Cleveland April 28, 2019
Most People Don’t Know The History Behind These 7 Famous Cleveland Streets
Ever heard of The Seven Wonders of the Ancient World? You certainly have… these fabled destinations have long histories that nearly everybody knows. However, modern engineering can be just as fascinating, and each city has streets that are lined with fascinating edifices and stories. Despite this, many locals do not know their respective histories. Today, we’re going to look into the past of seven Cleveland streets deserving of recognition.
1. Euclid Avenue
This engraving depicts The Euclid Avenue Carriage Manufacturing Company as it appeared in 1876. Euclid Avenue was well know from around 1860 to the 1920s for its tremendous collection of wealth, which was most prominently displayed in the iconic Millionaires' Row. While famous Clevelanders like John D. Rockefeller, Marcus Hanna, and Jeptha Wade once called this street home, its oldest and most famous home in this modern age is the Dunham Tavern Museum.
2. Broadway Avenue

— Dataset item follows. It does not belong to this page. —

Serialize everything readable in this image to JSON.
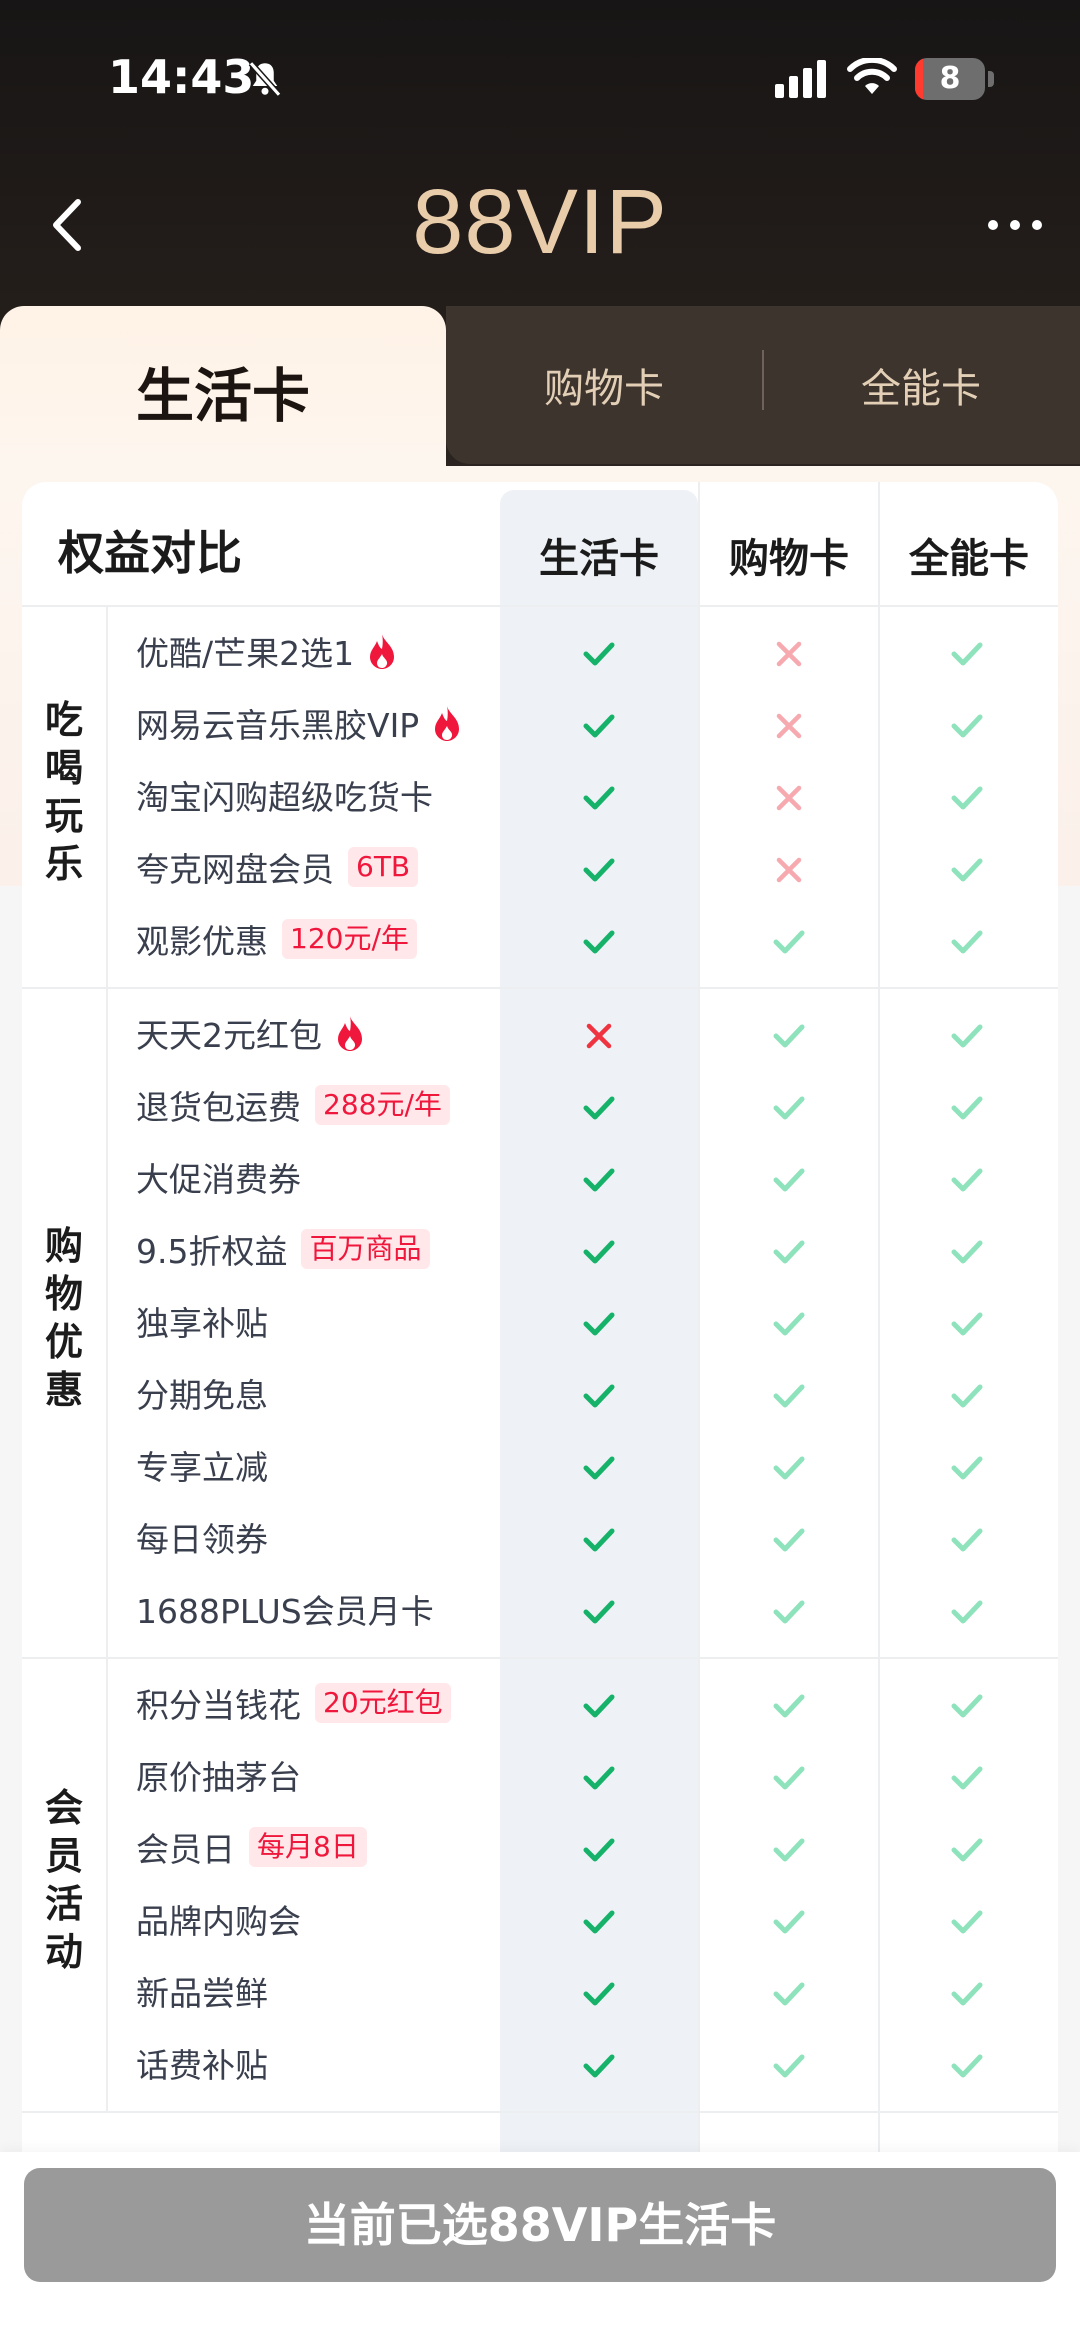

Pictured here is the Cleveland skyline as it would have appeared circa 1914. Today this street is most famous for the Broadway Avenue Historic District, a stretch that includes several incredible edifices from 1888 through 1930. This historic area was heavily populated by Czech immigrants, but one of its earliest settlers was a man by the name of Youngs L. Morgan, Sr. that purchased his plot of property from the Connecticut Land Company. Interestingly, Broadway Avenue hosted the earliest Cuyahoga County Fairs in the 1850s.
3. Superior Avenue
This enchanting old school post card depicts Superior Avenue in the warm hues of the early 1900s. The street, as you've doubtlessly noticed in its modern layout, crosses through Public Square and connects the east and west sides of the city. Superior was once known as the "street of churches," as it hosted some of Cleveland's earliest places of worship.One such church, the Superior Ave. Baptist Church, constructed a stone church on the street in 1892 only to see it destroyed by a lightning strike less than a decade later.
3. St. Clair Avenue
St. Clair Avenue was, once upon a time, rather rural... until, of course, the boom of industry that popped up along the nearby the railroad tracks. Slovenian immigrants, hungry for work, fled the area and immersed it in their culture. As a result, an old fashioned craft beer scene emerged in what is now the St. Clair–Superior neighborhood, earning it a reputation as a brewery mecca. Perhaps this culture necessitated the the Women's Christian Association's reformatory (pictured), as it housed women tainted by a life of degradation.
5. Ontario Street
The Roaring Twenties was an era of great vibrancy in Downtown Cleveland. Pictured here are businesses like the local "painless dentist" (come on, 1920s dentists, you think we're wet behind the ears?!), bakeries, and even a clothing store. Today, Ontario Street is famously known as the heart of AsiaTown. The 1940s brought an increase of Chinese immigration to the United States, but the earliest Chinese immigrants arrived in Cleveland in the mid-nineteenth century.
6. Chester Avenue
Today, Chester Avenue is just as heavily trafficked as it was in 1950. Chester Avenue bounds the southern border of the Wade Park District. Jeptha Wade gathered his fortune in the telegraph industry, and he dispersed it throughout Cleveland to build a legacy of fostering and advancing culture.
7. East 4th Street
Today, East 4th Street is a fascinating hub of culture, music, and food. This legacy, however, is nothing new. This street was Cleveland's original theater district, and it hosted the Euclid Avenue Opera House. This performing arts center burned in 1920, and surrounding buildings soon fell into disrepair and were in danger of collapse. For the last two decades or so, however, this street has returned to its roots and found new life as a tourist attraction.
These streets look totally different today. Do you recognize any of the buildings in these pictures?
Are you a lover of local history? Just wait until you
dive into a dozen historical photos of old Cleveland.